Context: Health promotion (HP) and clinical risk management (CRM) topics are seldom discussed during medical school lessons. Peer-assisted learning (PAL) has long occurred informally in medical education, and interest in this method has recently grown, as it is considered a valuable technique for both tutors and tutees.
Aims: The aim was to evaluate the impact of HP and CRM PAL intervention on medical students' (tutees) knowledge level.
Settings and design: A PAL intervention has been implemented at Udine University medical school during 2017. It was composed of lectures and practical activities conducted by ten near-peer tutors.

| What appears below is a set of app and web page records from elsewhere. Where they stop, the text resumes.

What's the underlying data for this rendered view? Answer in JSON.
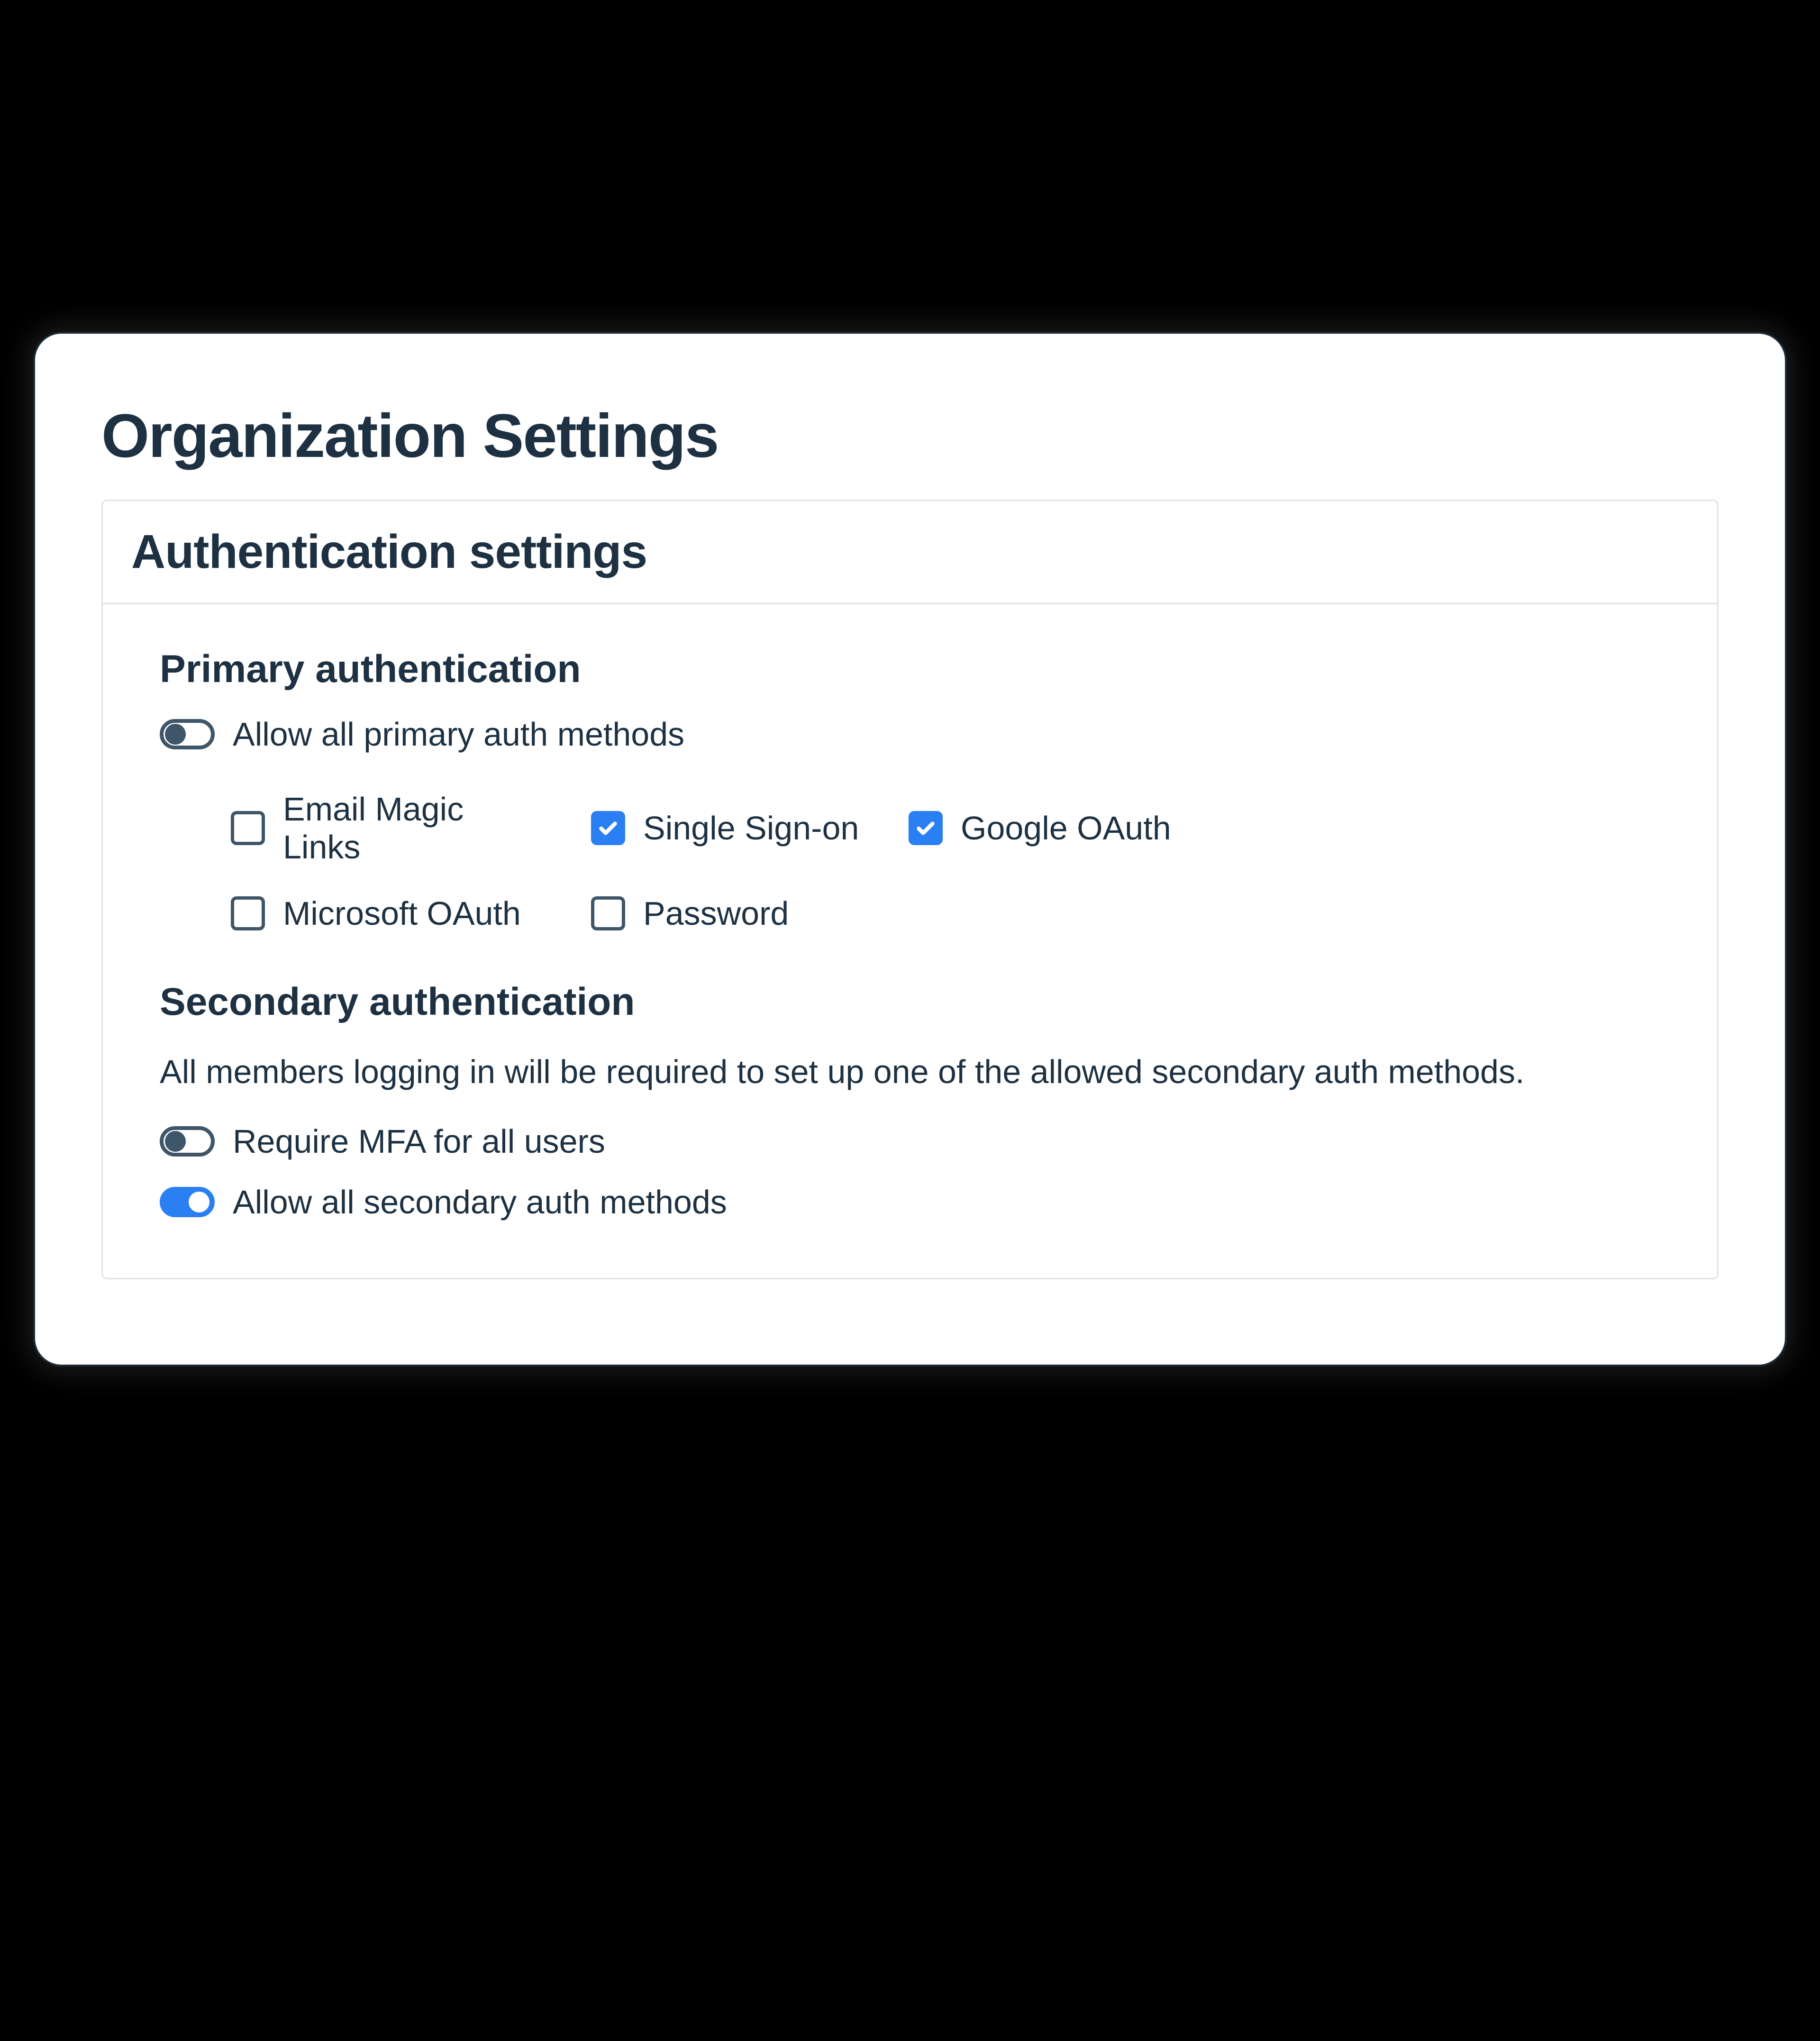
{
  "page_title": "Organization Settings",
  "card": {
    "title": "Authentication settings"
  },
  "primary": {
    "title": "Primary authentication",
    "allow_all_label": "Allow all primary auth methods",
    "allow_all_on": false,
    "methods": {
      "email_magic": {
        "label": "Email Magic Links",
        "checked": false
      },
      "sso": {
        "label": "Single Sign-on",
        "checked": true
      },
      "google": {
        "label": "Google OAuth",
        "checked": true
      },
      "microsoft": {
        "label": "Microsoft OAuth",
        "checked": false
      },
      "password": {
        "label": "Password",
        "checked": false
      }
    }
  },
  "secondary": {
    "title": "Secondary authentication",
    "description": "All members logging in will be required to set up one of the allowed secondary auth methods.",
    "require_mfa_label": "Require MFA for all users",
    "require_mfa_on": false,
    "allow_all_label": "Allow all secondary auth methods",
    "allow_all_on": true
  }
}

Methods: The effectiveness has been evaluated by giving tutees: (1) a knowledge multiple-choice questionnaire, before and after the intervention; (2) a satisfaction questionnaire; and evaluating (3) tutees' group assignments.
Statistical analysis used: We performed descriptive analysis; then McNemar, Wilcoxon signed rank, Wilcoxon Mann-Whitney, and t-tests were applied.

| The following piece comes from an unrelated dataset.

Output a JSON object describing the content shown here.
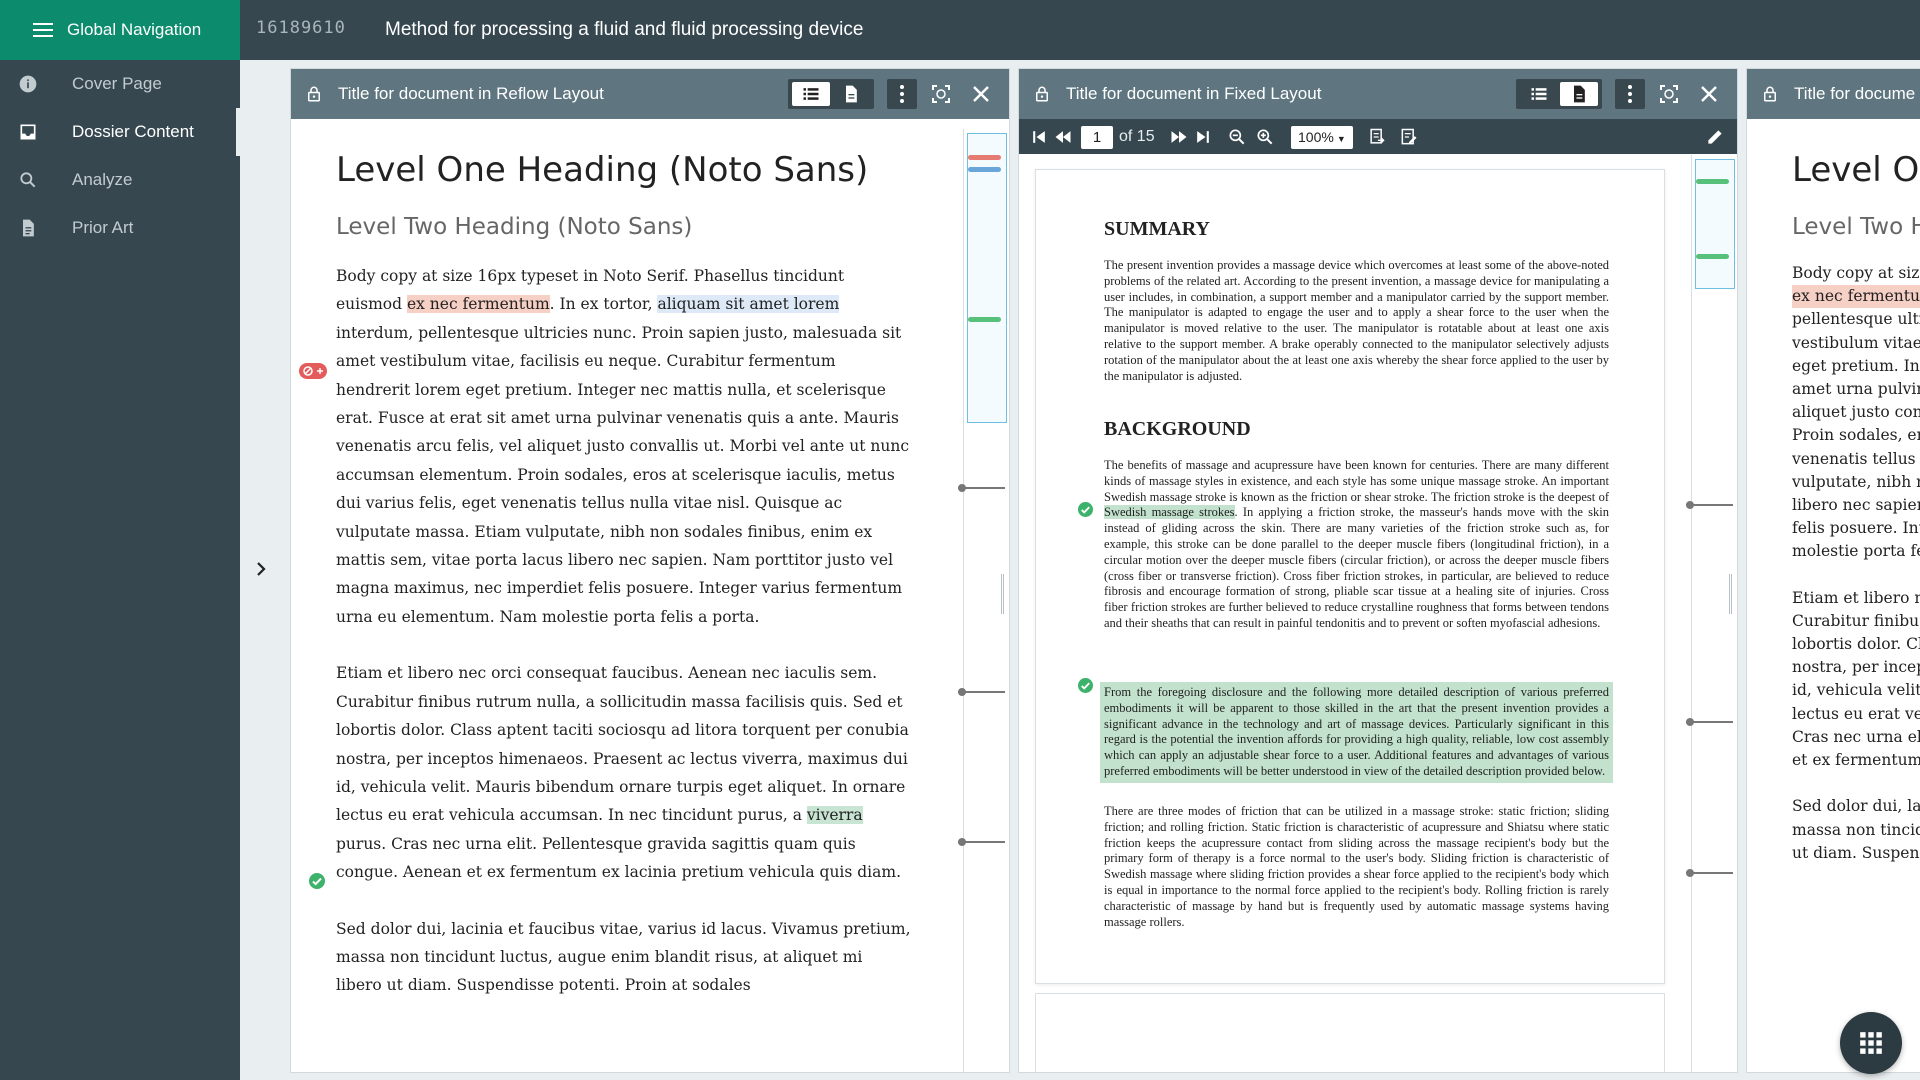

Results: The number of students addressed by PAL intervention was 62. Difference in total correct answers among pre- and post-intervention questionnaires showed a statistically significant improvement (P < 0.0001), both when analyzing it globally and by area (HP/CRM). Students' satisfaction for CRM was greater than for HP area (P = 0.0041).
Conclusions: This educational intervention based on PAL showed its effectiveness producing a statistically significant improvement in students' knowledge. Our findings confirm that PAL could be a feasible method for HP and CRM topics.
Keywords: Education; health promotion; learning; medical students; peer group; risk management.
Copyright: © 2020 Journal of Education and Health Promotion.